### WORK TO COMPLETE
Print the listing once more, exactly as written.

### DATA UNDER STUDY
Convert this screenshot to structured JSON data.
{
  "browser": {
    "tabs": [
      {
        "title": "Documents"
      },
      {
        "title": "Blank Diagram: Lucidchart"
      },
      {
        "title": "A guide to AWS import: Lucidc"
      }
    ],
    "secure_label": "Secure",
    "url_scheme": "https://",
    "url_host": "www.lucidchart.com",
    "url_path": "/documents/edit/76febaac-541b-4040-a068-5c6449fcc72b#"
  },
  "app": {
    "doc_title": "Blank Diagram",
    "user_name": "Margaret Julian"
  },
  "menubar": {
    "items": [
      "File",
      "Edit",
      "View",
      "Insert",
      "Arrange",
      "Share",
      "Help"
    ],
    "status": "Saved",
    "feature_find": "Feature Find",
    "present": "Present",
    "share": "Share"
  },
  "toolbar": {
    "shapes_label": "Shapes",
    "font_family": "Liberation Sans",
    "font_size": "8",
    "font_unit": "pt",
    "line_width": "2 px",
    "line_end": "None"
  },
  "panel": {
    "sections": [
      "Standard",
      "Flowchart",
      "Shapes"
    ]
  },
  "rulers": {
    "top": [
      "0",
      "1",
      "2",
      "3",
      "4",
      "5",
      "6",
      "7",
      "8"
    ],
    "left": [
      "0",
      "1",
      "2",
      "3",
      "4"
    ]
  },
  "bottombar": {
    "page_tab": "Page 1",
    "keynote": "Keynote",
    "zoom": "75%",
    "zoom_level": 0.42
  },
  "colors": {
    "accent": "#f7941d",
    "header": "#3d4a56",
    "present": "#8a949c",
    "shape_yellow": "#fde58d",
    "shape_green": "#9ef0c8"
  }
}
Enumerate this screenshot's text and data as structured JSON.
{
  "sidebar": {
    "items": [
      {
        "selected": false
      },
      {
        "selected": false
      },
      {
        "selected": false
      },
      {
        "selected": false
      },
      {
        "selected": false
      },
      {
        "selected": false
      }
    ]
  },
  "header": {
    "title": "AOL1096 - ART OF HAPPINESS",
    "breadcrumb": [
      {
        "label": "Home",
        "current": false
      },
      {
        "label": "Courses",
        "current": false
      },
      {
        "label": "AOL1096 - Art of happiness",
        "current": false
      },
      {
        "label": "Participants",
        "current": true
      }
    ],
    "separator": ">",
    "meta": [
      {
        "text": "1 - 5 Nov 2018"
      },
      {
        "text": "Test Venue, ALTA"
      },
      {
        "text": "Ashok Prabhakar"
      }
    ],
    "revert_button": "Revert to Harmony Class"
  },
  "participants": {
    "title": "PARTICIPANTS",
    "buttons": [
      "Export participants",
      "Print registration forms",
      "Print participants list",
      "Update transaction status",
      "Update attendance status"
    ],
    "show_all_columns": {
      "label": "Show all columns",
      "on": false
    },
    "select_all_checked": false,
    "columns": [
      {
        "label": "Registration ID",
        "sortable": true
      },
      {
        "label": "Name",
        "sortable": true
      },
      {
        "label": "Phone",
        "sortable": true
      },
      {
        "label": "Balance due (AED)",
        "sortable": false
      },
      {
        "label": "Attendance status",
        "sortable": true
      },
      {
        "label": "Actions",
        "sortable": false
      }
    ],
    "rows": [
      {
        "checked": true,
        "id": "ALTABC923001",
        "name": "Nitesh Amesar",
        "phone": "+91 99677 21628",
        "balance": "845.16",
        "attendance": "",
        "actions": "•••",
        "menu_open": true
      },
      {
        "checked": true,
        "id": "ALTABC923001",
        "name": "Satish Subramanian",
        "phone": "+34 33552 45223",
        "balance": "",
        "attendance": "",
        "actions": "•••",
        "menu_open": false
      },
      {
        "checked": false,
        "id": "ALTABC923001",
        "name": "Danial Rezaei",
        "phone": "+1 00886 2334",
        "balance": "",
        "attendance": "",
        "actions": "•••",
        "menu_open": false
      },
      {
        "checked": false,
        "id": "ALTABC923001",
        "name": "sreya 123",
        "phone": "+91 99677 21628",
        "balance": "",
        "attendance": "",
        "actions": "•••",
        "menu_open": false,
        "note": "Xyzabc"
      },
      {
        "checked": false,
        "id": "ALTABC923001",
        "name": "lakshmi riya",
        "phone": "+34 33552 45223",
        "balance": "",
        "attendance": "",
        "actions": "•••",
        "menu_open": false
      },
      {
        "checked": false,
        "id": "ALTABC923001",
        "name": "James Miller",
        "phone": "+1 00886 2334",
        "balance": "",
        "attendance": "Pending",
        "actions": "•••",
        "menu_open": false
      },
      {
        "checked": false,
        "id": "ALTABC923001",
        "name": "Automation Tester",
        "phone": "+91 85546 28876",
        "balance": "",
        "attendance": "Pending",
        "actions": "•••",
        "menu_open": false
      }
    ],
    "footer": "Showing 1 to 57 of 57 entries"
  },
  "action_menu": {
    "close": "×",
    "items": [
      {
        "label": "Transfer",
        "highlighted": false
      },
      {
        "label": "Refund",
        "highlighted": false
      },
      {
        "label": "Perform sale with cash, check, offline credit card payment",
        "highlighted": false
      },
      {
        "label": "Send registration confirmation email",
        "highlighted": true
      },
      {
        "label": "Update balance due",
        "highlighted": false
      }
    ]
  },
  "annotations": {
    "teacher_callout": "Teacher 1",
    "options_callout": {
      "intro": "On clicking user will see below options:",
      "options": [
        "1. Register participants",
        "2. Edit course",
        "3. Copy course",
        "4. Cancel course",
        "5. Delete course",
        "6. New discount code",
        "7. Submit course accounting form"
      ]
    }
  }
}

### RESULT BELOW
Convert this screenshot to structured JSON data.
{
  "browser": {
    "tabs": [
      {
        "title": "Documents"
      },
      {
        "title": "Blank Diagram: Lucidchart"
      },
      {
        "title": "A guide to AWS import: Lucidc"
      }
    ],
    "secure_label": "Secure",
    "url_scheme": "https://",
    "url_host": "www.lucidchart.com",
    "url_path": "/documents/edit/76febaac-541b-4040-a068-5c6449fcc72b#"
  },
  "app": {
    "doc_title": "Blank Diagram",
    "user_name": "Margaret Julian"
  },
  "menubar": {
    "items": [
      "File",
      "Edit",
      "View",
      "Insert",
      "Arrange",
      "Share",
      "Help"
    ],
    "status": "Saved",
    "feature_find": "Feature Find",
    "present": "Present",
    "share": "Share"
  },
  "toolbar": {
    "shapes_label": "Shapes",
    "font_family": "Liberation Sans",
    "font_size": "8",
    "font_unit": "pt",
    "line_width": "2 px",
    "line_end": "None"
  },
  "panel": {
    "sections": [
      "Standard",
      "Flowchart",
      "Shapes"
    ]
  },
  "rulers": {
    "top": [
      "0",
      "1",
      "2",
      "3",
      "4",
      "5",
      "6",
      "7",
      "8"
    ],
    "left": [
      "0",
      "1",
      "2",
      "3",
      "4"
    ]
  },
  "bottombar": {
    "page_tab": "Page 1",
    "keynote": "Keynote",
    "zoom": "75%",
    "zoom_level": 0.42
  },
  "colors": {
    "accent": "#f7941d",
    "header": "#3d4a56",
    "present": "#8a949c",
    "shape_yellow": "#fde58d",
    "shape_green": "#9ef0c8"
  }
}
Enumerate this screenshot's text and data as structured JSON.
{
  "sidebar": {
    "items": [
      {
        "selected": false
      },
      {
        "selected": false
      },
      {
        "selected": false
      },
      {
        "selected": false
      },
      {
        "selected": false
      },
      {
        "selected": false
      }
    ]
  },
  "header": {
    "title": "AOL1096 - ART OF HAPPINESS",
    "breadcrumb": [
      {
        "label": "Home",
        "current": false
      },
      {
        "label": "Courses",
        "current": false
      },
      {
        "label": "AOL1096 - Art of happiness",
        "current": false
      },
      {
        "label": "Participants",
        "current": true
      }
    ],
    "separator": ">",
    "meta": [
      {
        "text": "1 - 5 Nov 2018"
      },
      {
        "text": "Test Venue, ALTA"
      },
      {
        "text": "Ashok Prabhakar"
      }
    ],
    "revert_button": "Revert to Harmony Class"
  },
  "participants": {
    "title": "PARTICIPANTS",
    "buttons": [
      "Export participants",
      "Print registration forms",
      "Print participants list",
      "Update transaction status",
      "Update attendance status"
    ],
    "show_all_columns": {
      "label": "Show all columns",
      "on": false
    },
    "select_all_checked": false,
    "columns": [
      {
        "label": "Registration ID",
        "sortable": true
      },
      {
        "label": "Name",
        "sortable": true
      },
      {
        "label": "Phone",
        "sortable": true
      },
      {
        "label": "Balance due (AED)",
        "sortable": false
      },
      {
        "label": "Attendance status",
        "sortable": true
      },
      {
        "label": "Actions",
        "sortable": false
      }
    ],
    "rows": [
      {
        "checked": true,
        "id": "ALTABC923001",
        "name": "Nitesh Amesar",
        "phone": "+91 99677 21628",
        "balance": "845.16",
        "attendance": "",
        "actions": "•••",
        "menu_open": true
      },
      {
        "checked": true,
        "id": "ALTABC923001",
        "name": "Satish Subramanian",
        "phone": "+34 33552 45223",
        "balance": "",
        "attendance": "",
        "actions": "•••",
        "menu_open": false
      },
      {
        "checked": false,
        "id": "ALTABC923001",
        "name": "Danial Rezaei",
        "phone": "+1 00886 2334",
        "balance": "",
        "attendance": "",
        "actions": "•••",
        "menu_open": false
      },
      {
        "checked": false,
        "id": "ALTABC923001",
        "name": "sreya 123",
        "phone": "+91 99677 21628",
        "balance": "",
        "attendance": "",
        "actions": "•••",
        "menu_open": false,
        "note": "Xyzabc"
      },
      {
        "checked": false,
        "id": "ALTABC923001",
        "name": "lakshmi riya",
        "phone": "+34 33552 45223",
        "balance": "",
        "attendance": "",
        "actions": "•••",
        "menu_open": false
      },
      {
        "checked": false,
        "id": "ALTABC923001",
        "name": "James Miller",
        "phone": "+1 00886 2334",
        "balance": "",
        "attendance": "Pending",
        "actions": "•••",
        "menu_open": false
      },
      {
        "checked": false,
        "id": "ALTABC923001",
        "name": "Automation Tester",
        "phone": "+91 85546 28876",
        "balance": "",
        "attendance": "Pending",
        "actions": "•••",
        "menu_open": false
      }
    ],
    "footer": "Showing 1 to 57 of 57 entries"
  },
  "action_menu": {
    "close": "×",
    "items": [
      {
        "label": "Transfer",
        "highlighted": false
      },
      {
        "label": "Refund",
        "highlighted": false
      },
      {
        "label": "Perform sale with cash, check, offline credit card payment",
        "highlighted": false
      },
      {
        "label": "Send registration confirmation email",
        "highlighted": true
      },
      {
        "label": "Update balance due",
        "highlighted": false
      }
    ]
  },
  "annotations": {
    "teacher_callout": "Teacher 1",
    "options_callout": {
      "intro": "On clicking user will see below options:",
      "options": [
        "1. Register participants",
        "2. Edit course",
        "3. Copy course",
        "4. Cancel course",
        "5. Delete course",
        "6. New discount code",
        "7. Submit course accounting form"
      ]
    }
  }
}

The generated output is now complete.